=== Section Start ===

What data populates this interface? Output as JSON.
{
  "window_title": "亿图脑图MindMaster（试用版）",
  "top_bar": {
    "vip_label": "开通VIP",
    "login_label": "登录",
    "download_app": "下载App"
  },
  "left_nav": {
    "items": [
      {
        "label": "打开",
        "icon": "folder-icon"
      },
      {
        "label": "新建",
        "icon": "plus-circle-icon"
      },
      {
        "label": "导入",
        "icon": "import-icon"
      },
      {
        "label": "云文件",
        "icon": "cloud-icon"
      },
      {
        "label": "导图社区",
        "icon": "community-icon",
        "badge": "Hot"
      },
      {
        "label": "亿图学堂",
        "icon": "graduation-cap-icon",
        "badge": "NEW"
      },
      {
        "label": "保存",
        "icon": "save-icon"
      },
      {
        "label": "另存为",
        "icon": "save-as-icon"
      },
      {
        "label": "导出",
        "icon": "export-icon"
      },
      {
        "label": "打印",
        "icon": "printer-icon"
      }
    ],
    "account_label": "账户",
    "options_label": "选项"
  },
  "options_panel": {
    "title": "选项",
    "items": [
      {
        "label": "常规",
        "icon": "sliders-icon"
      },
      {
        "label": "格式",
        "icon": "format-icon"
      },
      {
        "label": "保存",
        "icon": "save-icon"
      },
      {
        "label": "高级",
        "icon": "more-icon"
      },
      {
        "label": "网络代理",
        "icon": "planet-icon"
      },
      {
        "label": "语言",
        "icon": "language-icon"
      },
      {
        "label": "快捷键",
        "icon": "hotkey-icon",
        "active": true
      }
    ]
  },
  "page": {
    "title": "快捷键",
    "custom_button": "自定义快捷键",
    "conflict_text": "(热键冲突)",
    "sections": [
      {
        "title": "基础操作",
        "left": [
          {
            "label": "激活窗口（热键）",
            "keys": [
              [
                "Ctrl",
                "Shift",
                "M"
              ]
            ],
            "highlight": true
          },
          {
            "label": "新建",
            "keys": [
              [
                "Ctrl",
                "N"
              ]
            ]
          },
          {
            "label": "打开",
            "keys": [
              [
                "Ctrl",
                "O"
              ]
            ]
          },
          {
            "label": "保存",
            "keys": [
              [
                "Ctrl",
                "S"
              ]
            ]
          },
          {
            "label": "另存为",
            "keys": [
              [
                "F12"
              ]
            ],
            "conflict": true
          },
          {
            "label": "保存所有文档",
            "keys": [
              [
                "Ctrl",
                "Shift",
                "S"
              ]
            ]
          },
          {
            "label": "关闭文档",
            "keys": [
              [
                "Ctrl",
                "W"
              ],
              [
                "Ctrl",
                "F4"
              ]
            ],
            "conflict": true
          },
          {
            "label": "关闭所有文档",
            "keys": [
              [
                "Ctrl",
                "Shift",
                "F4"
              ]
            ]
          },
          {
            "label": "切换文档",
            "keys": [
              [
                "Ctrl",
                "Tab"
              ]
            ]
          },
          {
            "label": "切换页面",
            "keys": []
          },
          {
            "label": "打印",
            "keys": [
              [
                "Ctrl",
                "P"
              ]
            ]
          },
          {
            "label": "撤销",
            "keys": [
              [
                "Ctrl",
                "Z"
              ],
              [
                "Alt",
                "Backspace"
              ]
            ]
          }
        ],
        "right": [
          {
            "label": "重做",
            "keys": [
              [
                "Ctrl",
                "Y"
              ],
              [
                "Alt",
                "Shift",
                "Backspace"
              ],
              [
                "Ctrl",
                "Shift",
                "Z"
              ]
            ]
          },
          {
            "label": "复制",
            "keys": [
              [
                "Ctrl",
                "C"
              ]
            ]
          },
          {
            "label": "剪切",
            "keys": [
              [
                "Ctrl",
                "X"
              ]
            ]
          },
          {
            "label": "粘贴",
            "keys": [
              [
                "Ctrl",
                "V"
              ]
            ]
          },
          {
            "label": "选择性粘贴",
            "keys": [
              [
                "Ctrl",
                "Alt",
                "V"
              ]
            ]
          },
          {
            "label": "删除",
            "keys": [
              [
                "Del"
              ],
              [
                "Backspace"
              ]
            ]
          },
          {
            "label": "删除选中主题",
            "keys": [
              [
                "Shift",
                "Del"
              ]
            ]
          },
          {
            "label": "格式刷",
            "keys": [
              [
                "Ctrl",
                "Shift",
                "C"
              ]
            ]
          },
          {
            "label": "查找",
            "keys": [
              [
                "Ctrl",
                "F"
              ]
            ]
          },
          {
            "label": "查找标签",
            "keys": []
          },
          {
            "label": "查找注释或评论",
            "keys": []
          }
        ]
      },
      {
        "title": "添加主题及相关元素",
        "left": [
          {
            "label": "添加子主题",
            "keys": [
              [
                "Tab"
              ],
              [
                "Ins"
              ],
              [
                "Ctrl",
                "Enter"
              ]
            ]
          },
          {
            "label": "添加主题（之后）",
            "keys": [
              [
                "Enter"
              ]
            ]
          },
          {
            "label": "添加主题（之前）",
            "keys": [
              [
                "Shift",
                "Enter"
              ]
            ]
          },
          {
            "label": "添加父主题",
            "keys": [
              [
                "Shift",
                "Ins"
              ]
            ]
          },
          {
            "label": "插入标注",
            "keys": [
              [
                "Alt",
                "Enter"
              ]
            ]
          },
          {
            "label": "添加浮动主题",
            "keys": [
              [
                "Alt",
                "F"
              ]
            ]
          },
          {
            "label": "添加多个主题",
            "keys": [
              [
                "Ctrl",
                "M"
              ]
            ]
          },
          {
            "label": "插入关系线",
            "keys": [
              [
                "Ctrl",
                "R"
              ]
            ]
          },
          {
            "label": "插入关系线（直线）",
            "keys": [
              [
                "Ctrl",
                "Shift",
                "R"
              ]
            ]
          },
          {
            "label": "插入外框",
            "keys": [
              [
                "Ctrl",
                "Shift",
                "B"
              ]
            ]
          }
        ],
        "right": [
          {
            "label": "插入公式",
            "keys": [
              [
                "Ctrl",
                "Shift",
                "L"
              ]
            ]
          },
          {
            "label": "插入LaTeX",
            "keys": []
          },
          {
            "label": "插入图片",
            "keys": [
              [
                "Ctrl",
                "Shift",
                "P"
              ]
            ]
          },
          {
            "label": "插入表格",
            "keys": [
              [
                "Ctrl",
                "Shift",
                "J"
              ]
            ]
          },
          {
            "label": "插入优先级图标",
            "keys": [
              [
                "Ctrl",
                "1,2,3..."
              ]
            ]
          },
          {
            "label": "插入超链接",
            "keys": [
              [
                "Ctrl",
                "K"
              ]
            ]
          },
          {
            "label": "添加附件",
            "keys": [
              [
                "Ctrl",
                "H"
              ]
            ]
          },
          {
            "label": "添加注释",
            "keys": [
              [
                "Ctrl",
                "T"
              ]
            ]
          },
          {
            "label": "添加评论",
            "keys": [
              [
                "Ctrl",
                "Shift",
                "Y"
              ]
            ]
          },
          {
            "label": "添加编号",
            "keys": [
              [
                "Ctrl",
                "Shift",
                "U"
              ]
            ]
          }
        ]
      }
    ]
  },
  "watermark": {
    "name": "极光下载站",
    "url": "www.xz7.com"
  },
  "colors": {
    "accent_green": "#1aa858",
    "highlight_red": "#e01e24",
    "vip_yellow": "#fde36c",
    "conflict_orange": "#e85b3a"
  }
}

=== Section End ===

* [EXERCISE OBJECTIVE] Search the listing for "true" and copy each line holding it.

* [TASK OUTPUT]
        "active": true
            "highlight": true
            "conflict": true
            "conflict": true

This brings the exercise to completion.